[App and web page records]
<<<<

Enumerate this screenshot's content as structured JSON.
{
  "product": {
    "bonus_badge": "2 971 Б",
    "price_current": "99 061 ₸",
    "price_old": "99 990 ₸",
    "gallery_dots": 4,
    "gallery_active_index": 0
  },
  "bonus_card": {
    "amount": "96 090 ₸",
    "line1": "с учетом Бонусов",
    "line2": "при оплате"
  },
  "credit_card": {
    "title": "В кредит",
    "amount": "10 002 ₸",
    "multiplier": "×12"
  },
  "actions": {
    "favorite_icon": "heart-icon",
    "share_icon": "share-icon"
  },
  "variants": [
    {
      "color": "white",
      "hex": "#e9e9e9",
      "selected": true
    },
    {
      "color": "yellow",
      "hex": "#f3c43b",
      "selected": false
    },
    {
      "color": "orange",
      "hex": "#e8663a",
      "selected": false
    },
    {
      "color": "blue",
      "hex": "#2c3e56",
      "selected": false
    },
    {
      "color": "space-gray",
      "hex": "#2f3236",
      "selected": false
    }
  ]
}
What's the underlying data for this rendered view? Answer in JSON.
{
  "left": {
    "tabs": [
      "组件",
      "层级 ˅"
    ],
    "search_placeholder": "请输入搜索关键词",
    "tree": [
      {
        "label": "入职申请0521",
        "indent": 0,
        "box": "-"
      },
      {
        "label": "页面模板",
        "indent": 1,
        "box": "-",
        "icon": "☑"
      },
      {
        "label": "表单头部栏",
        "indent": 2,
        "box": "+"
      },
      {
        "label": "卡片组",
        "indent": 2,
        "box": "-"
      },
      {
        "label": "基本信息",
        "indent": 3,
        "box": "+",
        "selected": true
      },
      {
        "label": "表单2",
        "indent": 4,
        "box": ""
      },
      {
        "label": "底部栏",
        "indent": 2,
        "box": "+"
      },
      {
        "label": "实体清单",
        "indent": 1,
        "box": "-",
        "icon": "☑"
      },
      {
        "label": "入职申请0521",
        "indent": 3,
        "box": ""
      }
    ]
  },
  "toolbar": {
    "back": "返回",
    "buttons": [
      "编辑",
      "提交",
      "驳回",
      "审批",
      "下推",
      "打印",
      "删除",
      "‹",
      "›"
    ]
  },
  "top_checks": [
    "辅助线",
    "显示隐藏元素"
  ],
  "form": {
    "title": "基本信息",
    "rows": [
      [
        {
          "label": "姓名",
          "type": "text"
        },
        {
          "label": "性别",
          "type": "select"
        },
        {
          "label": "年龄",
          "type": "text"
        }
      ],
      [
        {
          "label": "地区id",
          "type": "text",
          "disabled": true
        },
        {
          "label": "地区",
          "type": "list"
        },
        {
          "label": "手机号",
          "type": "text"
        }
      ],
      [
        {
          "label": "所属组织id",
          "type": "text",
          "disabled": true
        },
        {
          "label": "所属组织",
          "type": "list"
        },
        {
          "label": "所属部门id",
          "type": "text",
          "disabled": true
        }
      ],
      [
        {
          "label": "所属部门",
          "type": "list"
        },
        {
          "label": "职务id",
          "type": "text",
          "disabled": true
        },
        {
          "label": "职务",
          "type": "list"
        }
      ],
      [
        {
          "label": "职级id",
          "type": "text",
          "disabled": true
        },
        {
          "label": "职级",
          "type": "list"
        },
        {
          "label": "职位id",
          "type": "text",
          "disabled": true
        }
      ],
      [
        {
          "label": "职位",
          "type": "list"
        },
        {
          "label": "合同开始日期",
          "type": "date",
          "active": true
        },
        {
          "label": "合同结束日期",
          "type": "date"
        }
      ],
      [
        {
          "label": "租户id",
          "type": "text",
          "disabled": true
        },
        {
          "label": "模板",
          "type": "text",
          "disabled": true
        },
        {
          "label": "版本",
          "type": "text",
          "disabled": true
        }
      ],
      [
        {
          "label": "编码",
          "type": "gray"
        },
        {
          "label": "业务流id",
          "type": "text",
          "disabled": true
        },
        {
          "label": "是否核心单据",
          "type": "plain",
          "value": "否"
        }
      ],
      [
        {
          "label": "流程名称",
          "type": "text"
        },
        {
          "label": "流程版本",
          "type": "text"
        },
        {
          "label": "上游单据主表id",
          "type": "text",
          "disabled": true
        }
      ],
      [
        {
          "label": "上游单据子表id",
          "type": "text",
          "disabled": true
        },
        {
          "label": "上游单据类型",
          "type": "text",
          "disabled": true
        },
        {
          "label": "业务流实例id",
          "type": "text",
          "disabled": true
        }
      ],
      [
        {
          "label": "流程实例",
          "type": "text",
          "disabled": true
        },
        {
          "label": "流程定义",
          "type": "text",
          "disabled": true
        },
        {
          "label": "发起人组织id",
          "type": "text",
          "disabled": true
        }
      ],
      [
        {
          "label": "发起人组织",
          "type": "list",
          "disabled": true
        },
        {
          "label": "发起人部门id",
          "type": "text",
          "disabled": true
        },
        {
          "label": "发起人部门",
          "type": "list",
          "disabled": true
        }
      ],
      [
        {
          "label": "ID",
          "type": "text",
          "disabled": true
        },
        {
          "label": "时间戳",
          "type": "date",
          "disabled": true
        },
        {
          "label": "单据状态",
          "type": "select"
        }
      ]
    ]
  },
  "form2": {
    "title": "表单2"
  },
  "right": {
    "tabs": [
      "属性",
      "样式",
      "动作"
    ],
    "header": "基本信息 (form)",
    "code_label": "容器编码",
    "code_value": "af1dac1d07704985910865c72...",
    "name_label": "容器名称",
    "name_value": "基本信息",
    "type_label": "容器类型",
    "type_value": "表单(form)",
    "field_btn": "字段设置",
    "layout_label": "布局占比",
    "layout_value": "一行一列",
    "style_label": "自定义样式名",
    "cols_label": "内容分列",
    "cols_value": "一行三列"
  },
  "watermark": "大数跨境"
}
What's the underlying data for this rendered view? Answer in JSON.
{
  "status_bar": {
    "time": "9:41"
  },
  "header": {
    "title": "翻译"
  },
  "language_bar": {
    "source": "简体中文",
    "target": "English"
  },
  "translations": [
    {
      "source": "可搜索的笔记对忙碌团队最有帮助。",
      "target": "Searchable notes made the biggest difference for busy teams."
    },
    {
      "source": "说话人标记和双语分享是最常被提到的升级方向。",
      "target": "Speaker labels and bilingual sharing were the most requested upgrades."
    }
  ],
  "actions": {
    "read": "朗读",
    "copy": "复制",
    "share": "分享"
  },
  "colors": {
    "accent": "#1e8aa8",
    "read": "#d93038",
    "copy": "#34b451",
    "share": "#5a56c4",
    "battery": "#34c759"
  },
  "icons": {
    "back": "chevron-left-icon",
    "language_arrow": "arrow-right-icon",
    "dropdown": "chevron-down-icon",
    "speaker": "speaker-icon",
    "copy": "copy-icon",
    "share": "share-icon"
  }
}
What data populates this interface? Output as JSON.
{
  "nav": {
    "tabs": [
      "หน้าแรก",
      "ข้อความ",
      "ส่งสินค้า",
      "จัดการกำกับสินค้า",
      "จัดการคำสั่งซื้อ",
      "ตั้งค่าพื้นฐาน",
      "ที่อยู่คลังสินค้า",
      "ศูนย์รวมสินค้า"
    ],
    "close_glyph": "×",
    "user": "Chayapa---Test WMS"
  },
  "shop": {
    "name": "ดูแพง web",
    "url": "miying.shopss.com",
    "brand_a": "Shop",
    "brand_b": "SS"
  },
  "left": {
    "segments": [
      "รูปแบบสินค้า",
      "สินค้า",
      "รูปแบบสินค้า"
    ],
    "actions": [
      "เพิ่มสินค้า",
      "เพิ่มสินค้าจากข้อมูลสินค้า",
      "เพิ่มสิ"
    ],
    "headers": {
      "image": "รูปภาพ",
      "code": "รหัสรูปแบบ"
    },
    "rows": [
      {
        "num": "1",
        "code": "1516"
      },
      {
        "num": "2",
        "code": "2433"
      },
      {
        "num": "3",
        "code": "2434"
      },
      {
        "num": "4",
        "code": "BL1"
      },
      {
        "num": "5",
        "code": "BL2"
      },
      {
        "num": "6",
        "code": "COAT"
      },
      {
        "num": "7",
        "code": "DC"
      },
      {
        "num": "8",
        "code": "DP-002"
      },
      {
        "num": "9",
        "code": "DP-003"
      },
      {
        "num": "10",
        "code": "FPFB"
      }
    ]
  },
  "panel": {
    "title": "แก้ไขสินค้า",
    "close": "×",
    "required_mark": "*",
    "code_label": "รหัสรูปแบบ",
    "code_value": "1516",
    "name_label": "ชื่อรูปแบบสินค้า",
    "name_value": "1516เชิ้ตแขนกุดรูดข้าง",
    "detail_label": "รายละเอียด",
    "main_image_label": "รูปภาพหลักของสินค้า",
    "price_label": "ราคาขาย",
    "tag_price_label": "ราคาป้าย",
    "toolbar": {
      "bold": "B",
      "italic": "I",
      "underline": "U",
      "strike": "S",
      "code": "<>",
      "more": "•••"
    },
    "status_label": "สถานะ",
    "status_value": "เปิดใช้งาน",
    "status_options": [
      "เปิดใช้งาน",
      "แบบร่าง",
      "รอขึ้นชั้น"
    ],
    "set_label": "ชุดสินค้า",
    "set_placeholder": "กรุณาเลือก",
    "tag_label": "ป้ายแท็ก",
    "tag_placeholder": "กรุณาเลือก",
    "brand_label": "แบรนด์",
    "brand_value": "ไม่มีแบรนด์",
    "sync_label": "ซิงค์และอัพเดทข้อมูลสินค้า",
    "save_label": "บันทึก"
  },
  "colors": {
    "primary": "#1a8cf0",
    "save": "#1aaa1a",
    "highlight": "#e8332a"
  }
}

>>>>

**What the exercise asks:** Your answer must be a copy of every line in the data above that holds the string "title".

**Answer to this task:**
    "title": "В кредит",
    "title": "基本信息",
    "title": "表单2"
    "title": "翻译"
    "title": "แก้ไขสินค้า",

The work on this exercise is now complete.